Samsung Electronics' recent decision not to renew its existing contract with local card companies for its mobile payment service Samsung Pay has sparked speculations that the company might start charging fees for the service.

Under the previously signed contract with a local card issuer, Samsung Electronics was not entitled to receive separate commissions for Samsung Pay.

Since the initial launch of the Korean tech giant’s digital wallet service in Korea in August 2015, there have been no changes to the commission fee outlined in the contract.

“We sent out letters that inform all the local credit card issuers that we will not renew the current contract,” a Samsung Electronics official told The Korea Herald on Thursday.

“However, concerning what changes will be made to the contract, nothing has been decided yet,” he added.

The official explained that different details in the contract including collecting fees will have to be discussed with local credit card issuers from now on.

As notices must be given to card issuers three months before the contract termination date, Samsung has sent out letters based on the contract that ends earliest, which is in August.

“The same conditions will be applied to all the issuers, so it has to be renewed all together,” the official added.

Samsung Pay is the country’s top offline mobile payment provider with a market share of 23.5 percent in the first half of last year in terms of users’ transactions. It also accounted for about 80 percent of all offline digital payment transactions.

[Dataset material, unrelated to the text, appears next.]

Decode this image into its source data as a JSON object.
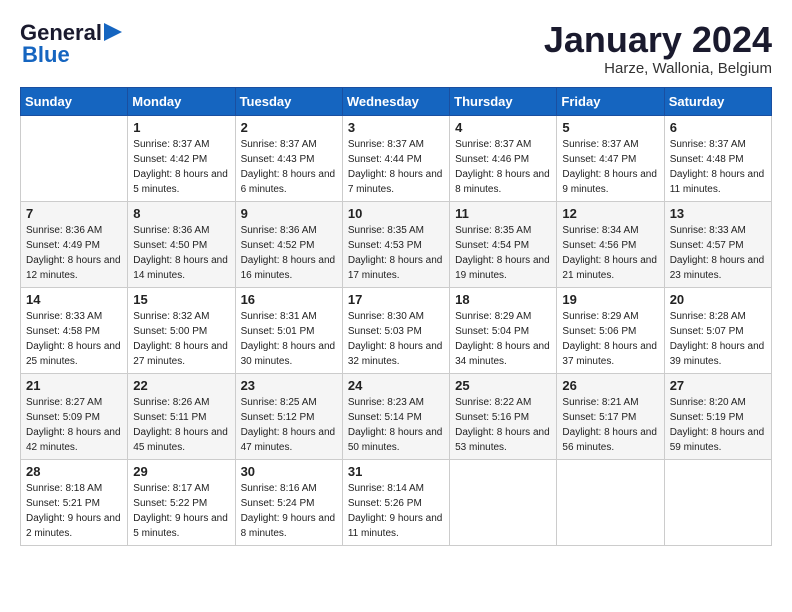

Speculation regarding Samsung Pay fees began circulating in March following the introduction of Apple Pay to the Korean market.

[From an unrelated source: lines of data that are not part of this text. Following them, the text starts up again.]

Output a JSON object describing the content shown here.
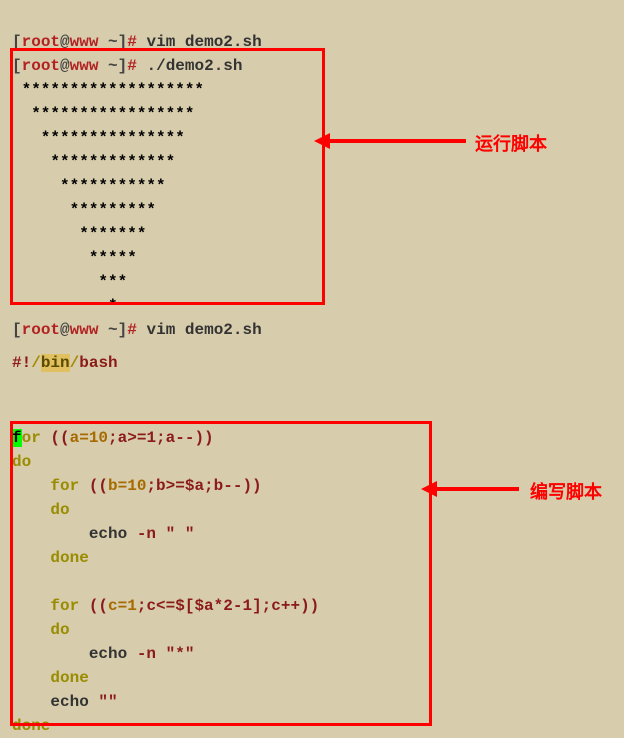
{
  "prompts": {
    "line1_cmd": "vim demo2.sh",
    "line2_cmd": "./demo2.sh",
    "line3_cmd": "vim demo2.sh",
    "user": "root",
    "host": "www",
    "path": "~"
  },
  "output": {
    "rows": [
      " *******************",
      "  *****************",
      "   ***************",
      "    *************",
      "     ***********",
      "      *********",
      "       *******",
      "        *****",
      "         ***",
      "          *"
    ]
  },
  "labels": {
    "run_script": "运行脚本",
    "write_script": "编写脚本"
  },
  "shebang": {
    "hash_bang": "#!",
    "slash1": "/",
    "bin": "bin",
    "slash2": "/",
    "bash": "bash"
  },
  "code": {
    "for_kw": "for",
    "do_kw": "do",
    "done_kw": "done",
    "echo": "echo",
    "loop1": "((",
    "loop1a": "a=10",
    "loop1b": ";a>=1;a--",
    "loop1c": "))",
    "loop2_pre": "    ",
    "loop2": "((",
    "loop2a": "b=10",
    "loop2b": ";b>=$a;b--",
    "loop2c": "))",
    "indent4": "    ",
    "indent8": "        ",
    "dash_n": "-n",
    "space_str": " \" \"",
    "star_str": " \"*\"",
    "empty_str": " \"\"",
    "loop3": "((",
    "loop3a": "c=1",
    "loop3b": ";c<=$[$a*2-1];c++",
    "loop3c": "))"
  }
}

While both Apple and its current sole local partner Hyundai Card declined to provide detailed information about fees, industry insiders estimate that Apple charges a commission fee of approximately 0.15 percent on credit transactions.

Sources speculated at the time that Samsung may also begin collecting similar amounts of commission fees after observing Apple Pay's approach in Korea.

Meanwhile, Apple Pay is slowly expanding its presence among young users in Korea, where Samsung Pay has enjoyed its dominance.

According to Hyundai Card data from last week, individuals born between the early 1980s and 2000s are the main driving force behind the surge in popularity of Apple Pay since its recent launch in Korea.

Hyundai Card reported a 156 percent increase in the issuance of new cards since its launch, with a total of 355,000 new cards issued.

Among new cardholders, 51 percent were in their 20s, followed by 28 percent and 12 percent in their 30s and 40s, respectively.

The card firm also said that over 90 percent of new Hyundai Card subscribers have registered their cards for the service on their Apple devices.

However, whether Apple Pay will be able to expand further in Korea is still in question due to Samsung's dominance and the limited infrastructure.

In Korea, more than 70 percent of smartphone users have Samsung or Android devices, with iPhone users comprising less than 30 percent.

Also, only a limited number of stores are equipped with the near-field communication readers needed for Apple’s digital wallet service.

Out of approximately 2.9 million stores in Korea, it is estimated that only 60,000 to 70,000 have NFC readers installed.

This is also the main reason major local credit card companies are closely observing the initial partnership between Hyundai Card and Apple Pay but have not made any moves to start the service yet.